The following is the full interview I did with Bob Meluskey that I used in writing my book 50 Athletes Over 50 Teach Us to Lead a Strong, Healthy Life. I will be posting the full interviews with all 50 athletes in the upcoming weeks and months.
Bob Meluskey Sr. is a 57 year old discus, shot put, and javelin thrower from Wilkes-Barre Pennsylvania. Bob has participated in various sports his whole life, including baseball, slow pitch and fast pitch softball, football, basketball, track and field, motors sports racing, hunting, and fishing. Bob very much values his family, which includes his wife of 37 years Sandi, his son Bob Jr., and his granddaughter and fishing partner Samantha. He started competing in master’s track and field at the age of 51, when his wife kidded him that he was over the hill. Far from it. In 2007, Bob was nationally ranked 36th, 15th, and 11th in his age group for the discus, hammer throw, and javelin events respectively. Bob is an industrial maintenance mechanic who loves to work with his hands and mind, and enjoys the camaraderie of master’s athletics.

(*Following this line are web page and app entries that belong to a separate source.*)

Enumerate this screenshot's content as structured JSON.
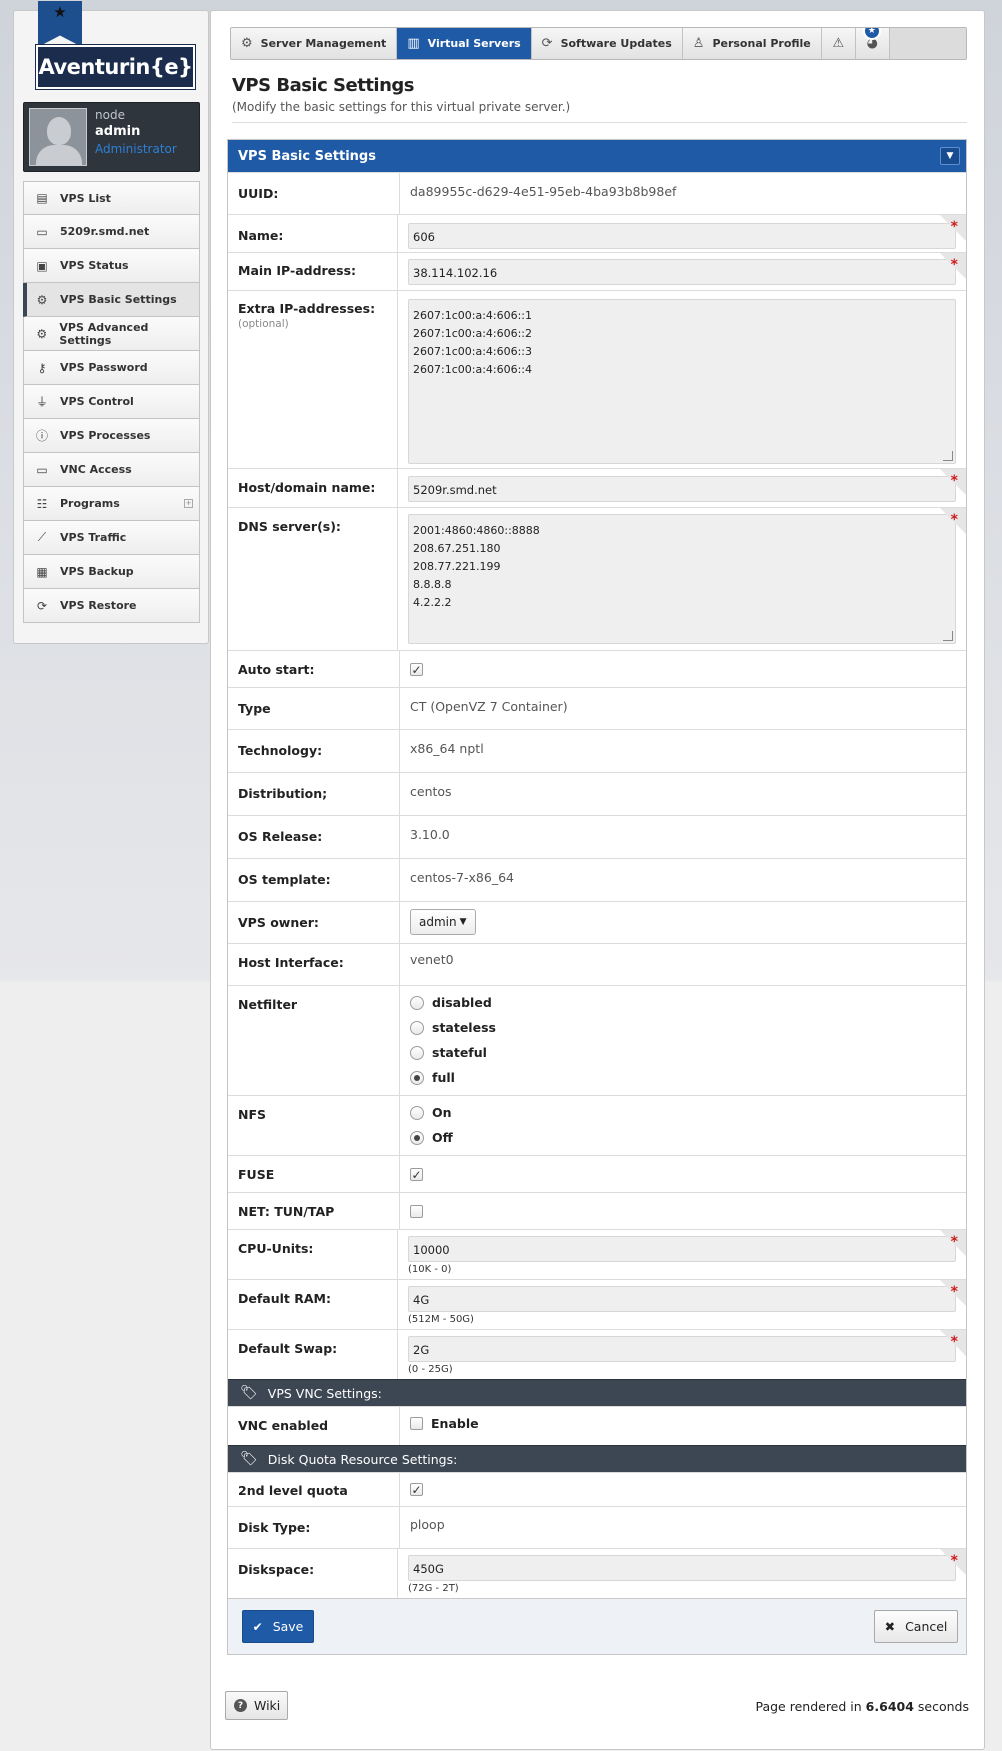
{
  "brand": {
    "logo_text": "Aventurin{e}",
    "ribbon_icon": "star-icon"
  },
  "user": {
    "node": "node",
    "name": "admin",
    "role": "Administrator"
  },
  "sidebar": {
    "items": [
      {
        "label": "VPS List",
        "icon": "list-icon"
      },
      {
        "label": "5209r.smd.net",
        "icon": "laptop-icon"
      },
      {
        "label": "VPS Status",
        "icon": "briefcase-icon"
      },
      {
        "label": "VPS Basic Settings",
        "icon": "gear-icon",
        "active": true
      },
      {
        "label": "VPS Advanced Settings",
        "icon": "gears-icon"
      },
      {
        "label": "VPS Password",
        "icon": "key-icon"
      },
      {
        "label": "VPS Control",
        "icon": "plug-icon"
      },
      {
        "label": "VPS Processes",
        "icon": "info-icon"
      },
      {
        "label": "VNC Access",
        "icon": "monitor-icon"
      },
      {
        "label": "Programs",
        "icon": "sitemap-icon",
        "expandable": true
      },
      {
        "label": "VPS Traffic",
        "icon": "chart-icon"
      },
      {
        "label": "VPS Backup",
        "icon": "archive-icon"
      },
      {
        "label": "VPS Restore",
        "icon": "refresh-icon"
      }
    ]
  },
  "tabs": [
    {
      "label": "Server Management",
      "icon": "gear-icon"
    },
    {
      "label": "Virtual Servers",
      "icon": "layout-icon",
      "active": true
    },
    {
      "label": "Software Updates",
      "icon": "refresh-icon"
    },
    {
      "label": "Personal Profile",
      "icon": "user-icon"
    }
  ],
  "page": {
    "title": "VPS Basic Settings",
    "subtitle": "(Modify the basic settings for this virtual private server.)"
  },
  "form": {
    "header": "VPS Basic Settings",
    "uuid": {
      "label": "UUID:",
      "value": "da89955c-d629-4e51-95eb-4ba93b8b98ef"
    },
    "name": {
      "label": "Name:",
      "value": "606"
    },
    "main_ip": {
      "label": "Main IP-address:",
      "value": "38.114.102.16"
    },
    "extra_ip": {
      "label": "Extra IP-addresses:",
      "hint": "(optional)",
      "lines": [
        "2607:1c00:a:4:606::1",
        "2607:1c00:a:4:606::2",
        "2607:1c00:a:4:606::3",
        "2607:1c00:a:4:606::4"
      ]
    },
    "hostname": {
      "label": "Host/domain name:",
      "value": "5209r.smd.net"
    },
    "dns": {
      "label": "DNS server(s):",
      "lines": [
        "2001:4860:4860::8888",
        "208.67.251.180",
        "208.77.221.199",
        "8.8.8.8",
        "4.2.2.2"
      ]
    },
    "autostart": {
      "label": "Auto start:",
      "checked": true
    },
    "type": {
      "label": "Type",
      "value": "CT (OpenVZ 7 Container)"
    },
    "technology": {
      "label": "Technology:",
      "value": "x86_64 nptl"
    },
    "distribution": {
      "label": "Distribution;",
      "value": "centos"
    },
    "os_release": {
      "label": "OS Release:",
      "value": "3.10.0"
    },
    "os_template": {
      "label": "OS template:",
      "value": "centos-7-x86_64"
    },
    "owner": {
      "label": "VPS owner:",
      "value": "admin"
    },
    "host_interface": {
      "label": "Host Interface:",
      "value": "venet0"
    },
    "netfilter": {
      "label": "Netfilter",
      "options": [
        "disabled",
        "stateless",
        "stateful",
        "full"
      ],
      "selected": "full"
    },
    "nfs": {
      "label": "NFS",
      "options": [
        "On",
        "Off"
      ],
      "selected": "Off"
    },
    "fuse": {
      "label": "FUSE",
      "checked": true
    },
    "tuntap": {
      "label": "NET: TUN/TAP",
      "checked": false
    },
    "cpu_units": {
      "label": "CPU-Units:",
      "value": "10000",
      "hint": "(10K - 0)"
    },
    "ram": {
      "label": "Default RAM:",
      "value": "4G",
      "hint": "(512M - 50G)"
    },
    "swap": {
      "label": "Default Swap:",
      "value": "2G",
      "hint": "(0 - 25G)"
    },
    "vnc_section": "VPS VNC Settings:",
    "vnc_enabled": {
      "label": "VNC enabled",
      "option": "Enable",
      "checked": false
    },
    "quota_section": "Disk Quota Resource Settings:",
    "second_level_quota": {
      "label": "2nd level quota",
      "checked": true
    },
    "disk_type": {
      "label": "Disk Type:",
      "value": "ploop"
    },
    "diskspace": {
      "label": "Diskspace:",
      "value": "450G",
      "hint": "(72G - 2T)"
    },
    "save_label": "Save",
    "cancel_label": "Cancel"
  },
  "footer": {
    "wiki_label": "Wiki",
    "rendered_prefix": "Page rendered in",
    "rendered_time": "6.6404",
    "rendered_suffix": "seconds"
  },
  "colors": {
    "primary": "#1f5aa6",
    "dark_section": "#3d4653",
    "required": "#cf1b1b"
  }
}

Q: What is your biggest accomplishment in sports?
A: It is finding out that I am able to be competitive at high levels. I especially enjoyed when I competed in drag racing, where I won consistently. I also consider myself better than the average bragging bar room Joe when it comes to hunting and fishing.

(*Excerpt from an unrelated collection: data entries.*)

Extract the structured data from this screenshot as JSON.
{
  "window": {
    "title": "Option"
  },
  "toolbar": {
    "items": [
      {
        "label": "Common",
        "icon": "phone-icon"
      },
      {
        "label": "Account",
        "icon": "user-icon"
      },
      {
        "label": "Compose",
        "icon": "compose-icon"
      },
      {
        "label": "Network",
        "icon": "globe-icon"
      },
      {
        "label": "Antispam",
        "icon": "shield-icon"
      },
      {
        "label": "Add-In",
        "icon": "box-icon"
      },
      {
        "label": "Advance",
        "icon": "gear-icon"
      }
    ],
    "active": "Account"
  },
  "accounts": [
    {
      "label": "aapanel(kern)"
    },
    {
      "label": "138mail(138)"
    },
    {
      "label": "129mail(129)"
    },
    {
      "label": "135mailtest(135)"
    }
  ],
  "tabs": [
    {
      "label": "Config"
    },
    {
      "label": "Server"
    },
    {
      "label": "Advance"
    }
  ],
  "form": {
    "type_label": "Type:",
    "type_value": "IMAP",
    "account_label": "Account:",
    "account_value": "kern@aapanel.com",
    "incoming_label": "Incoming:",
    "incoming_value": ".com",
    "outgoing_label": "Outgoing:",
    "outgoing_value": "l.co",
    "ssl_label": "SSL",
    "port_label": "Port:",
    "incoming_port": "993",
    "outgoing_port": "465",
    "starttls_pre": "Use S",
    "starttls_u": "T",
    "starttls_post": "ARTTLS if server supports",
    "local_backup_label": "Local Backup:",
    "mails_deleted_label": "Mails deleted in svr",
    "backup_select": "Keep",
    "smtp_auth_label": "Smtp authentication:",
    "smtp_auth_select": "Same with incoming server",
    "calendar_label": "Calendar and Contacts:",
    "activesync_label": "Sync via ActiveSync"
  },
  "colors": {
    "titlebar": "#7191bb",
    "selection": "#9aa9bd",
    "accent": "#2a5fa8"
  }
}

Q: What one or two things do you currently do in your training that are keys to your success?
A: I do intense workouts keyed to my lifestyle and work ethic. I usually train before I start my work shift, which seems to help with the stress involved in a high end manufacturing business, where production is the only goal. It’s hard being on call 24/7. When it stops being fun, its time to give it up.
Q: What would be your ultimate achievement?
A: I’ll be happy to make one masters world championship, and have my family there to watch.
Q: How do you set your goals?
A: When I compete, it’s not for the medals or ribbons. It’s about the personal satisfaction that I’ve tried and done my best, hopefully a personal best. If I medal, that’s the icing on the cake.
Q: What is your biggest challenge and how do you mange it?
A: I have been diagnosed with Vertigo. In the discus, hammer throw, weight throws, and shot put, I’m a twirler, so vertigo is hard to deal with.
I have limited my spins to two or three. I also sacrificed my flexibility in the javelin by working out heavy to really bulk up my upper body to use pure power instead of finesse. I adapted and overcame.
Q: What is your diet like?
A: It’s nothing special. I enjoy Sandi’s home cooking, but I do love Burger King, Taco bell, and subway too. I use creatine for recovery, as well as glucosamine, chondroitin, and MSM for my joints. I use whey protein also, and drink a lot of Gatorade and water.
Q: What 1-2 things do you believe differentiates you from your contemporaries who have tailed off in their athletic?
A: I don’t like sitting on my butt watching the boob tube, and my work ethics has me constantly moving, not sitting behind a desk. I use my hands and mind.
Q: Do you have any recommended resources to share (books, seminars, websites, coaches)
A: My fellow master’s competitors and I share information on training. Tom Petranoff sent me his training program, and tailored it to suit me as a master athlete. It is no wonder he threw 327 feet 2inches. I also like Bob Sing’s book The Dynamics of the Javelin Throw.
Q: Have you experienced a breakthrough, and if so, what led to it?
A: My breakthrough was overcoming my fear of failure at my first track meet in 2003. I had my wife, my aunt, and a few friends watching, and I didn’t choke. In 2004 at the Keystone Games I earned my first two medals in competition. I got a bronze metal in the javelin and another bronze in the discus. I had never thrown the discuss before in my life. My son, my granddaughter, my wife, my cousin Carol, and her hubbie Carl were on hand to cheer me on. Carl video taped me, and gave the tape to me as a present.
Q: Do you have a saying or motto that you live your life by?
A: “Just do your best.” If I can look at the guy in the mirror and say I did my best, mission accomplished.
Q: Where do you draw your inspiration from?
A: My old track Coach Vince Wojnar, and my dad who died of cancer in 1999 from. My dad never saw me make my return to track. When I played competitive softball, he never missed a game.
Q: Anything else you’d like to share?
A: To all masters athletes, remember this, you have to have a little bit of that kid left in you. Without that, it’s no longer fun.